|International Classification||C02F1/70, C02F1/58, C02F1/52|
|Cooperative Classification||Y10S210/912, C02F2101/103, Y10S210/913, C02F2209/04, C02F1/286, C02F2101/18, C02F1/705, C02F1/283, Y10S210/911, C02F2103/16, C02F2101/22, Y10S210/904|
|Jan 27, 2011||AS||Assignment|
Owner name: ALCOA INC., PENNSYLVANIA
Free format text: ASSIGNMENT OF ASSIGNORS INTEREST;ASSIGNORS:GHOSH, RAJAT S.;FULMER, DENNIS;KITZMAN, KEVIN;AND OTHERS;SIGNING DATES FROM 20060615 TO 20060616;REEL/FRAME:025707/0270
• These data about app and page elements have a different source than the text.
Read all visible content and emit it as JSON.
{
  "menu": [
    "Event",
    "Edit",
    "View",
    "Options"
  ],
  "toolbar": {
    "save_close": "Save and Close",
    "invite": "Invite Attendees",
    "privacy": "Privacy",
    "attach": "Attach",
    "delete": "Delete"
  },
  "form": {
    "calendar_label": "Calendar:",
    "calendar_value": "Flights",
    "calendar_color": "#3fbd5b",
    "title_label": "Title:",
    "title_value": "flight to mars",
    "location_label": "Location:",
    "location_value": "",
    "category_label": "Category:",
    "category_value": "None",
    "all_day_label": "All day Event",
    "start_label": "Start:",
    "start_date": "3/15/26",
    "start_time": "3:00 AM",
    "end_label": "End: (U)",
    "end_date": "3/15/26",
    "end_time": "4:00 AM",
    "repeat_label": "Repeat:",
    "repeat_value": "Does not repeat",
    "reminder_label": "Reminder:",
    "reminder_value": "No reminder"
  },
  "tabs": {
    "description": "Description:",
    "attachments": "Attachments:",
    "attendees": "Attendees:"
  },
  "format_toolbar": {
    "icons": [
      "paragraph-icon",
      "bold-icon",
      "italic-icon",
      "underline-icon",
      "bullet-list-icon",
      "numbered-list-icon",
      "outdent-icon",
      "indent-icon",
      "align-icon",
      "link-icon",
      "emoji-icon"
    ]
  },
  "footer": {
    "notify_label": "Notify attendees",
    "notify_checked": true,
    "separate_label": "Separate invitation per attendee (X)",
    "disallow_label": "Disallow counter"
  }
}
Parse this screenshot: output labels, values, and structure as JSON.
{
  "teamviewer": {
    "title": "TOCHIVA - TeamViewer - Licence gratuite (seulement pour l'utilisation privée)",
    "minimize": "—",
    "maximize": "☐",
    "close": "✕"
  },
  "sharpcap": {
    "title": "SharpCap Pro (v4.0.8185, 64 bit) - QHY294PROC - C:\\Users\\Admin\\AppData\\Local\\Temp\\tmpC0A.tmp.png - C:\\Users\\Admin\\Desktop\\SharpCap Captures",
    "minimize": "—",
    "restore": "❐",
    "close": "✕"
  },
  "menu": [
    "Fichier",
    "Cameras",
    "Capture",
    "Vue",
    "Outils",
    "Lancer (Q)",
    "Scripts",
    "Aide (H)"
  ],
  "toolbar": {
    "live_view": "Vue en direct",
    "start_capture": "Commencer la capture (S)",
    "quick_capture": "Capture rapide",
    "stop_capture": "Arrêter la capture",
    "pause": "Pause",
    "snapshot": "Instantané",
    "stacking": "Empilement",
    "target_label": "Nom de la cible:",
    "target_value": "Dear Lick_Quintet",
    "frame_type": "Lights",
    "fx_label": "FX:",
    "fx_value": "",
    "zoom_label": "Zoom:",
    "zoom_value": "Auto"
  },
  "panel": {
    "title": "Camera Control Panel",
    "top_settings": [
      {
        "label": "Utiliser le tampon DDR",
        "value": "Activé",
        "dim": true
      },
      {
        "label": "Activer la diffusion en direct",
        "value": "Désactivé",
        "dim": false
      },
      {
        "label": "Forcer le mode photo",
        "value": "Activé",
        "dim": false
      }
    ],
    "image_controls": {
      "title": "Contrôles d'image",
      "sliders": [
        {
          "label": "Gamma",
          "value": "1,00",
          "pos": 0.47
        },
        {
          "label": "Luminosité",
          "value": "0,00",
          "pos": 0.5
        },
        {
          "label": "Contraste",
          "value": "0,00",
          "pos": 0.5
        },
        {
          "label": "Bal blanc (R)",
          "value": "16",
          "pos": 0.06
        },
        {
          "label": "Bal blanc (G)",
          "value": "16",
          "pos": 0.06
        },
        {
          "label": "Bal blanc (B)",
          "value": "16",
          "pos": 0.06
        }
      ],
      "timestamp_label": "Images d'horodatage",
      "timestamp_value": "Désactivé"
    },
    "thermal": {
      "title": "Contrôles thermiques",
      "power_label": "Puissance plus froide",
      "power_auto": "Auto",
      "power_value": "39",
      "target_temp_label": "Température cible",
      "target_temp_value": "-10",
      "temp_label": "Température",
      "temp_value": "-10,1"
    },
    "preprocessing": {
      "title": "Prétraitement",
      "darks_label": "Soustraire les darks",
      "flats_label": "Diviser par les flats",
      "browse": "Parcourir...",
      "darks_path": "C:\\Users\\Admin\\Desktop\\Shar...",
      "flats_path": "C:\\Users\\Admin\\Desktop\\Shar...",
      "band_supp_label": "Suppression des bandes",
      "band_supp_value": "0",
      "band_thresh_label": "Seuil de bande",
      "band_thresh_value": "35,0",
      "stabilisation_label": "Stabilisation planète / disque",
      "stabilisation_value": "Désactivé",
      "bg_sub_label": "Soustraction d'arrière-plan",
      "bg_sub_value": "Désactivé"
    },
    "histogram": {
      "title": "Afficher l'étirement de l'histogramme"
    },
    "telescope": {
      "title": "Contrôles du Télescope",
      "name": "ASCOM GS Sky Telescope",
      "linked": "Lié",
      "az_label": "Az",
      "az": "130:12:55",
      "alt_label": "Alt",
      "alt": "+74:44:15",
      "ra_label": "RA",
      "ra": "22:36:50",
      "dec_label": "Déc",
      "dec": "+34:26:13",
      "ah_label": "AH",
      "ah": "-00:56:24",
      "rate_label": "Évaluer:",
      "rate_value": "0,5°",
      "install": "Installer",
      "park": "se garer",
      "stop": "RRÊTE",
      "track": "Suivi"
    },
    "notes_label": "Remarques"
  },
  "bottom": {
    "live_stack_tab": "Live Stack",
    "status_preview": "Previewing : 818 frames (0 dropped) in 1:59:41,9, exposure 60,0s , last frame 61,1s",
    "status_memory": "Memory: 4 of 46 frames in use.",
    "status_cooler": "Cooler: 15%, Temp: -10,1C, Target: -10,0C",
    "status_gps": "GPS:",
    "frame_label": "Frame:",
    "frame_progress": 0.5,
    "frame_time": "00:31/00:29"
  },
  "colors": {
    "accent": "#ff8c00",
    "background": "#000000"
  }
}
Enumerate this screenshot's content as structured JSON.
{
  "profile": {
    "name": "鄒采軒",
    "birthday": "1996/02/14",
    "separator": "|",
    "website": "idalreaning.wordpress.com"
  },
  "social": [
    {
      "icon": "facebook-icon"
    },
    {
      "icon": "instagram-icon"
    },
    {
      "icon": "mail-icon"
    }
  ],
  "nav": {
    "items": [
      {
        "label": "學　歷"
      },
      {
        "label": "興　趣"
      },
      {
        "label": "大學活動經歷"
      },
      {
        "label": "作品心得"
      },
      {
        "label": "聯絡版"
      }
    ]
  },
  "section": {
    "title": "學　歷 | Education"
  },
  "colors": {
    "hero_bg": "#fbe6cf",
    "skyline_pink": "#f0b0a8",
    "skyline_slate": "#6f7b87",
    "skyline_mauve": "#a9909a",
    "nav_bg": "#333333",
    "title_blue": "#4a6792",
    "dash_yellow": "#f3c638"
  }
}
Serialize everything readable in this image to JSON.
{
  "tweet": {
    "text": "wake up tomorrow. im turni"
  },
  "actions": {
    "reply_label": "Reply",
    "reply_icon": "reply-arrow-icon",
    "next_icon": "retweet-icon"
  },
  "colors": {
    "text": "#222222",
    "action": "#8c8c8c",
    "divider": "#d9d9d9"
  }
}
|Sep 30, 2015||FPAY||Fee payment|
Year of fee payment: 4